Australian Prime Minister Kevin Rudd pressed APEC members on Saturday to back his proposal for the creation of a new regional group that will embrace political, security and economic issues by 2020.
Singapore: Australian Prime Minister Kevin Rudd pressed APEC members on Saturday to back his proposal for the creation of a new regional group that will embrace political, security and economic issues by 2020.
"Our proposal for an Asia-Pacific Community seeks to do this," he said ahead of the 21-member Asia-Pacific Economic Cooperation (APEC) summit that includes US President Barack Obama and his Chinese, Japanese and Russian counterparts.
Rudd said no existing institution was designed to address the full range of issues facing the region.
Political and security issues are not part of the mission of APEC, which was founded 20 years ago to promote free trade and investment among Pacific Rim nations.
Asian diplomats say there are differences over the roles of China and the United States, the top military powers in the Pacific, in any enlarged European Union-style group that would handle political and security issues.

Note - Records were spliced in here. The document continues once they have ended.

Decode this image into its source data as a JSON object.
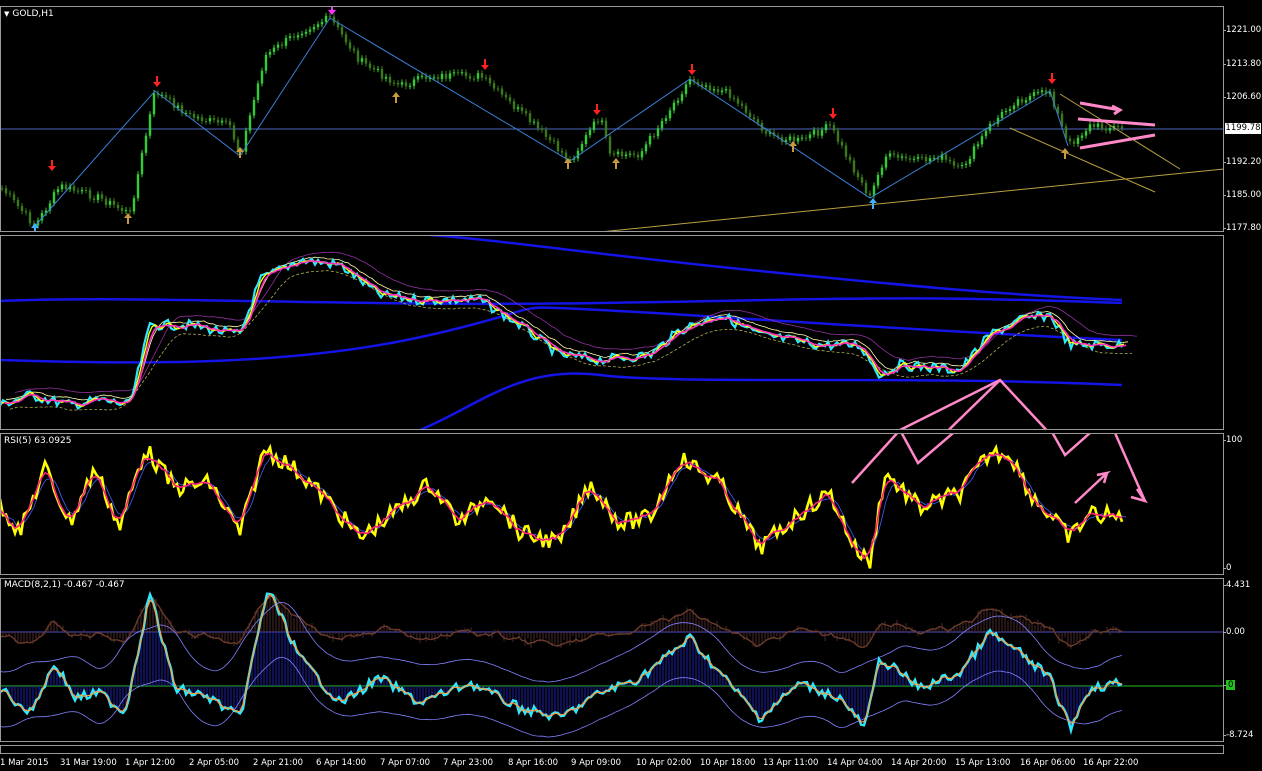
{
  "main": {
    "title": "GOLD,H1",
    "price_ticks": [
      "1221.00",
      "1213.80",
      "1206.60",
      "1199.78",
      "1192.20",
      "1185.00",
      "1177.80"
    ],
    "current_price": "1199.78"
  },
  "rsi": {
    "label": "RSI(5) 63.0925",
    "ticks": [
      "100",
      "0"
    ]
  },
  "macd": {
    "label": "MACD(8,2,1) -0.467 -0.467",
    "ticks": [
      "4.431",
      "0.00",
      "0",
      "-8.724"
    ]
  },
  "time_labels": [
    "1 Mar 2015",
    "31 Mar 19:00",
    "1 Apr 12:00",
    "2 Apr 05:00",
    "2 Apr 21:00",
    "6 Apr 14:00",
    "7 Apr 07:00",
    "7 Apr 23:00",
    "8 Apr 16:00",
    "9 Apr 09:00",
    "10 Apr 02:00",
    "10 Apr 18:00",
    "13 Apr 11:00",
    "14 Apr 04:00",
    "14 Apr 20:00",
    "15 Apr 13:00",
    "16 Apr 06:00",
    "16 Apr 22:00"
  ],
  "colors": {
    "up_candle": "#32cd32",
    "down_candle": "#3a7a1a",
    "zigzag": "#3a7fd5",
    "trend": "#b8a040",
    "pink_annotation": "#ff88c8",
    "band_blue": "#1414e6",
    "rsi_yellow": "#ffff00",
    "rsi_red": "#ff2080",
    "macd_cyan": "#2ee8ff",
    "macd_histogram": "#2020a8",
    "zero_green": "#22c022"
  },
  "icons": [
    "sell-arrow-icon",
    "buy-arrow-icon",
    "dropdown-triangle-icon"
  ]
}
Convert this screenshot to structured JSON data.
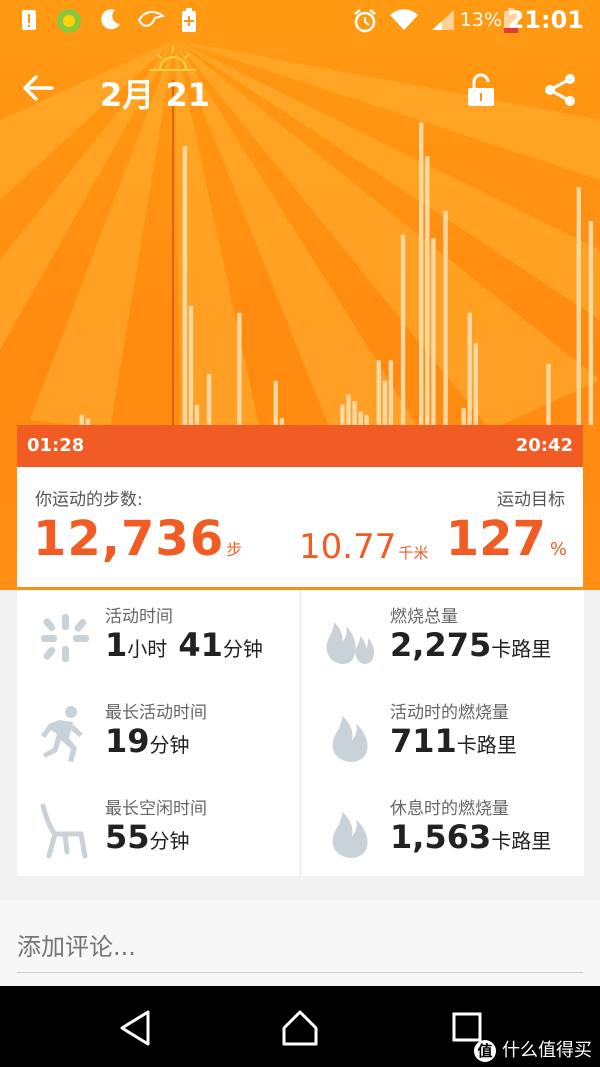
{
  "status_bar": {
    "battery_percent": "13%",
    "time": "21:01"
  },
  "app_bar": {
    "date": "2月 21"
  },
  "timeline": {
    "start": "01:28",
    "end": "20:42"
  },
  "chart_data": {
    "type": "bar",
    "values": [
      0,
      0,
      0,
      0,
      0,
      0,
      0,
      0,
      0,
      0,
      0,
      0,
      0,
      3,
      2,
      0,
      0,
      0,
      0,
      0,
      0,
      0,
      0,
      0,
      0,
      0,
      0,
      0,
      0,
      0,
      82,
      35,
      6,
      0,
      15,
      0,
      0,
      0,
      0,
      33,
      0,
      0,
      0,
      0,
      0,
      13,
      2,
      0,
      0,
      0,
      0,
      0,
      0,
      0,
      0,
      0,
      6,
      9,
      7,
      4,
      3,
      0,
      19,
      13,
      19,
      0,
      56,
      0,
      0,
      89,
      79,
      55,
      0,
      63,
      0,
      0,
      5,
      33,
      24,
      0,
      0,
      0,
      0,
      0,
      0,
      0,
      0,
      0,
      0,
      0,
      18,
      0,
      0,
      0,
      0,
      70,
      0,
      60,
      0
    ],
    "colors": {
      "bar": "#ffd7a0",
      "background": "#ff9412"
    },
    "grid": false,
    "xlabel": "",
    "ylabel": ""
  },
  "steps": {
    "label": "你运动的步数:",
    "value": "12,736",
    "unit": "步"
  },
  "distance": {
    "value": "10.77",
    "unit": "千米"
  },
  "goal": {
    "label": "运动目标",
    "value": "127",
    "unit": "%"
  },
  "stats_left": [
    {
      "label": "活动时间",
      "v1": "1",
      "u1": "小时",
      "v2": " 41",
      "u2": "分钟",
      "icon": "activity-burst-icon"
    },
    {
      "label": "最长活动时间",
      "v1": "19",
      "u1": "分钟",
      "v2": "",
      "u2": "",
      "icon": "runner-icon"
    },
    {
      "label": "最长空闲时间",
      "v1": "55",
      "u1": "分钟",
      "v2": "",
      "u2": "",
      "icon": "chair-icon"
    }
  ],
  "stats_right": [
    {
      "label": "燃烧总量",
      "v1": "2,275",
      "u1": "卡路里",
      "icon": "double-flame-icon"
    },
    {
      "label": "活动时的燃烧量",
      "v1": "711",
      "u1": "卡路里",
      "icon": "flame-icon"
    },
    {
      "label": "休息时的燃烧量",
      "v1": "1,563",
      "u1": "卡路里",
      "icon": "flame-icon"
    }
  ],
  "comment": {
    "placeholder": "添加评论..."
  },
  "watermark": {
    "badge": "值",
    "text": "什么值得买"
  },
  "colors": {
    "accent": "#f05c23",
    "hero_orange": "#ff9412",
    "icon_gray": "#c9d2d8"
  }
}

Japanese Premier Yukio Hatoyama has pushed for an alternative East Asian community but has been vague about the role of the United States.
"It makes sense for us as we think of ourselves for the next quarter of a century as a region to have America inextricably involved in what we are doing, however our debate about regional institutions may unfold," Rudd said.
The Australian proposal "seeks to bring together in a single institution over time the economies and countries of our region with an agenda which covers the entire space, not just part of it," he said.
APEC is "just a gathering of economies" with no political or security agenda but the proposed community would cover those issues as well as other concerns like climate change, he added.
The existing East Asian Summit, built around the Association of Southeast Asians, excludes the United States, Rudd noted.
He said there was a need for a broader grouping to "avoid the re-emergence of fundamental strategic rifts" in the region.
"Right now we have a vast array of institutions, each of them performing a critical and valuable role," he said.
The Australian leader said there was a need for an "inclusive, long-term regional architecture, both economic, political and security" that includes the United States.
He underscored the importance of the American market to Asian exporters and the "stabilising presence" of the US military, which he credited for helping avert any major conflict in the region over the past 30 years.